### About this task
Would you repeat the entries below exactly and omit the pictures?

···

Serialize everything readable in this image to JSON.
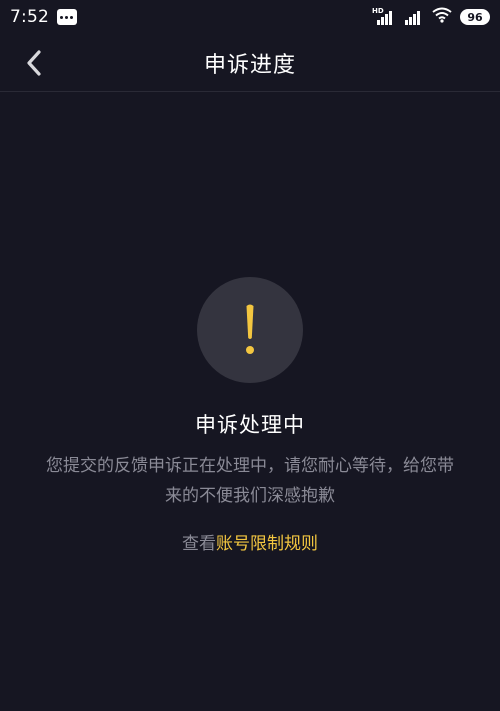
{
  "status_bar": {
    "time": "7:52",
    "hd_label": "HD",
    "battery": "96"
  },
  "nav": {
    "title": "申诉进度"
  },
  "main": {
    "status_title": "申诉处理中",
    "description": "您提交的反馈申诉正在处理中，请您耐心等待，给您带来的不便我们深感抱歉",
    "rules_prefix": "查看",
    "rules_link": "账号限制规则"
  },
  "colors": {
    "background": "#161622",
    "accent": "#f3c640",
    "circle": "#34343f",
    "secondary_text": "#8a8a96"
  },
  "icons": {
    "back": "chevron-left-icon",
    "warning": "exclamation-icon",
    "message": "message-icon",
    "signal": "signal-icon",
    "wifi": "wifi-icon",
    "battery": "battery-icon"
  }
}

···

### Result of this exercise
Serialize everything readable in this image to JSON.
{
  "status_bar": {
    "time": "7:52",
    "hd_label": "HD",
    "battery": "96"
  },
  "nav": {
    "title": "申诉进度"
  },
  "main": {
    "status_title": "申诉处理中",
    "description": "您提交的反馈申诉正在处理中，请您耐心等待，给您带来的不便我们深感抱歉",
    "rules_prefix": "查看",
    "rules_link": "账号限制规则"
  },
  "colors": {
    "background": "#161622",
    "accent": "#f3c640",
    "circle": "#34343f",
    "secondary_text": "#8a8a96"
  },
  "icons": {
    "back": "chevron-left-icon",
    "warning": "exclamation-icon",
    "message": "message-icon",
    "signal": "signal-icon",
    "wifi": "wifi-icon",
    "battery": "battery-icon"
  }
}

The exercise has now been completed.